[[ Exercise materials, beginning ]]

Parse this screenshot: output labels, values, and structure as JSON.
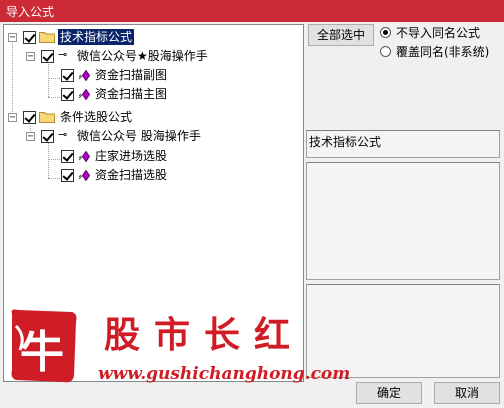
{
  "window": {
    "title": "导入公式"
  },
  "tree": {
    "root1": {
      "label": "技术指标公式",
      "child": {
        "label": "微信公众号★股海操作手",
        "items": [
          "资金扫描副图",
          "资金扫描主图"
        ]
      }
    },
    "root2": {
      "label": "条件选股公式",
      "child": {
        "label": "微信公众号 股海操作手",
        "items": [
          "庄家进场选股",
          "资金扫描选股"
        ]
      }
    }
  },
  "buttons": {
    "select_all": "全部选中",
    "ok": "确定",
    "cancel": "取消"
  },
  "options": {
    "no_import": "不导入同名公式",
    "overwrite": "覆盖同名(非系统)",
    "selected": "no_import"
  },
  "info": {
    "category_label": "技术指标公式"
  },
  "watermark": {
    "logo_char": "牛",
    "brand": "股市长红",
    "url": "www.gushichanghong.com"
  },
  "colors": {
    "titlebar": "#cc2a36",
    "selection": "#0a246a",
    "watermark": "#d01c24"
  }
}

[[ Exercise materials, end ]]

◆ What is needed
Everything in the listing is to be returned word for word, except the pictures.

◆ Expected answer
Parse this screenshot: output labels, values, and structure as JSON.
{
  "window": {
    "title": "导入公式"
  },
  "tree": {
    "root1": {
      "label": "技术指标公式",
      "child": {
        "label": "微信公众号★股海操作手",
        "items": [
          "资金扫描副图",
          "资金扫描主图"
        ]
      }
    },
    "root2": {
      "label": "条件选股公式",
      "child": {
        "label": "微信公众号 股海操作手",
        "items": [
          "庄家进场选股",
          "资金扫描选股"
        ]
      }
    }
  },
  "buttons": {
    "select_all": "全部选中",
    "ok": "确定",
    "cancel": "取消"
  },
  "options": {
    "no_import": "不导入同名公式",
    "overwrite": "覆盖同名(非系统)",
    "selected": "no_import"
  },
  "info": {
    "category_label": "技术指标公式"
  },
  "watermark": {
    "logo_char": "牛",
    "brand": "股市长红",
    "url": "www.gushichanghong.com"
  },
  "colors": {
    "titlebar": "#cc2a36",
    "selection": "#0a246a",
    "watermark": "#d01c24"
  }
}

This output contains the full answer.